**What you are asked to do**
Give the entries again exactly. Skip the pictures.

(Dataset records Opens)

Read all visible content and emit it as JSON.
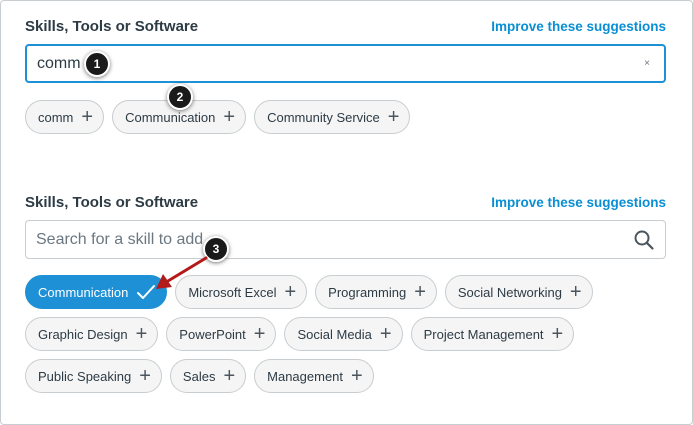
{
  "section1": {
    "heading": "Skills, Tools or Software",
    "improve_link": "Improve these suggestions",
    "search_value": "comm",
    "clear_icon": "×",
    "suggestions": [
      {
        "label": "comm"
      },
      {
        "label": "Communication"
      },
      {
        "label": "Community Service"
      }
    ]
  },
  "section2": {
    "heading": "Skills, Tools or Software",
    "improve_link": "Improve these suggestions",
    "search_placeholder": "Search for a skill to add",
    "suggestions": [
      {
        "label": "Communication",
        "selected": true
      },
      {
        "label": "Microsoft Excel"
      },
      {
        "label": "Programming"
      },
      {
        "label": "Social Networking"
      },
      {
        "label": "Graphic Design"
      },
      {
        "label": "PowerPoint"
      },
      {
        "label": "Social Media"
      },
      {
        "label": "Project Management"
      },
      {
        "label": "Public Speaking"
      },
      {
        "label": "Sales"
      },
      {
        "label": "Management"
      }
    ]
  },
  "callouts": [
    "1",
    "2",
    "3"
  ],
  "icons": {
    "add": "plus-icon",
    "selected": "checkmark-icon",
    "search": "magnifier-icon",
    "clear": "close-icon"
  },
  "colors": {
    "accent": "#1e90d6",
    "link": "#0a8fd4",
    "callout_arrow": "#b31b1b"
  }
}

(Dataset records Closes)

**Response to this task**
Read all visible content and emit it as JSON.
{
  "section1": {
    "heading": "Skills, Tools or Software",
    "improve_link": "Improve these suggestions",
    "search_value": "comm",
    "clear_icon": "×",
    "suggestions": [
      {
        "label": "comm"
      },
      {
        "label": "Communication"
      },
      {
        "label": "Community Service"
      }
    ]
  },
  "section2": {
    "heading": "Skills, Tools or Software",
    "improve_link": "Improve these suggestions",
    "search_placeholder": "Search for a skill to add",
    "suggestions": [
      {
        "label": "Communication",
        "selected": true
      },
      {
        "label": "Microsoft Excel"
      },
      {
        "label": "Programming"
      },
      {
        "label": "Social Networking"
      },
      {
        "label": "Graphic Design"
      },
      {
        "label": "PowerPoint"
      },
      {
        "label": "Social Media"
      },
      {
        "label": "Project Management"
      },
      {
        "label": "Public Speaking"
      },
      {
        "label": "Sales"
      },
      {
        "label": "Management"
      }
    ]
  },
  "callouts": [
    "1",
    "2",
    "3"
  ],
  "icons": {
    "add": "plus-icon",
    "selected": "checkmark-icon",
    "search": "magnifier-icon",
    "clear": "close-icon"
  },
  "colors": {
    "accent": "#1e90d6",
    "link": "#0a8fd4",
    "callout_arrow": "#b31b1b"
  }
}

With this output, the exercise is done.